So here's where we run into our problem. Sometimes a main clause is so inherently weak that a writer instinctively knows it needs more oomph, but instead of fixing the weak main clause, they tack on a present participial phrase that restates the main clause without really modifying it.

alone in the ballroom = as if nobody could see her

If she's alone in the ballroom, presumably nobody can see her. Unless they can see through walls? Or have some kind of hidden cameras? But then the sentence should be altered to reflect that.

She danced alone in the ballroom, heedless of the tiny security cameras mounted along the musicians' gallery.

Or, preferably,

Heedless of the tiny security cameras mounted along the musicians' gallery, she danced alone in the ballroom.

Now the modifying phrase adds a new dimension to the sentence rather than just restating the main clause.

For that matter, twirling and jumping really just restate danced. They're more specific and vibrant than danced, but danced is a perfectly respectable verb. I'm not sure that it needs that kind of restatement. Isn't twirling and jumping more or less implied in the act of dancing? Hmm.

In any event, we see sentences like that all the time, and the usual fix is to cut ruthlessly to eliminate the repetitions. Pick the action word that has more precision and the noun with more built-in description, and dump the rest.

She fell to the ground, dropping suddenly onto the hard earth

becomes

She dropped suddenly onto the hard earth.

(And we might cut the adverb while we're at it.)

Theresa

5 comments:

Ian said...

But...

But...

I LOVE adverbs! A good adverb dances ever so trippingly off the tongue, perfectly capturing the sense of phrase you wish to convey. Of course, I only write bad adverbs embarrassedly.

(one of my friends will lynch me for that last one)

In my current WIP, I'm going back through stuff I wrote three years ago before I understood any of this participial phraseology and voice and such and chiseling away large chunks of crap to find a pretty good story underneath.

I couldn't do it without yours and Alicia's constant lessons here. I'm glad you all don't charge us for this! And don't go getting any sneaky ideas about it now that I've brought it up, either. ;)
Ian

Allie D. said...

Ian -- I will punch you not only for writing "embarrassedly" (and by the way, my browser's spell check is flagging that word, thereby making Bentley Little the worst published author EVER), but I will also punch you for professing your love of adverbs. ;)

Yes, I am a professed adverb hater; although, I do recognize them as a necessary evil in certain contexts.

By the way, I love this blog. I have also been guilty of using the present participial in such a way. I've always known it was grammatically wrong, but that never stopped me from doing it. Old habits die hard. lol

Edittorrent said...

Ian, I take the super-double-banana-split approach to adverbs. You can have them on occasion.
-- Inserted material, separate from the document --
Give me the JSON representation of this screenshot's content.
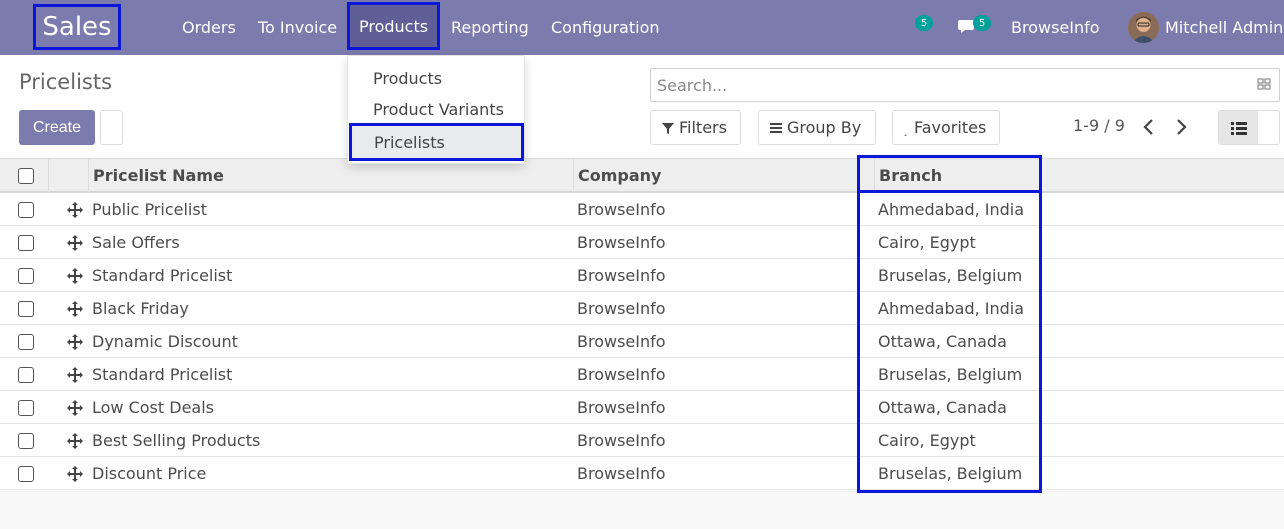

And when you do have them, make 'em count.

Nothing is ever completely off limits. For some things, overuse is a bigger sin than use.

Allie D, thanks! :) I wish my browser had a spellchecker.

Jeanie W said...

Thanks for another helpful post.

Rachel said...

This post made me feel ashamed.

A vital, if painful lesson to learn. Thanks. :)

(And I'm with allie on punching Ian to bits for being an adverb lover. I also hate adverbs. ;) )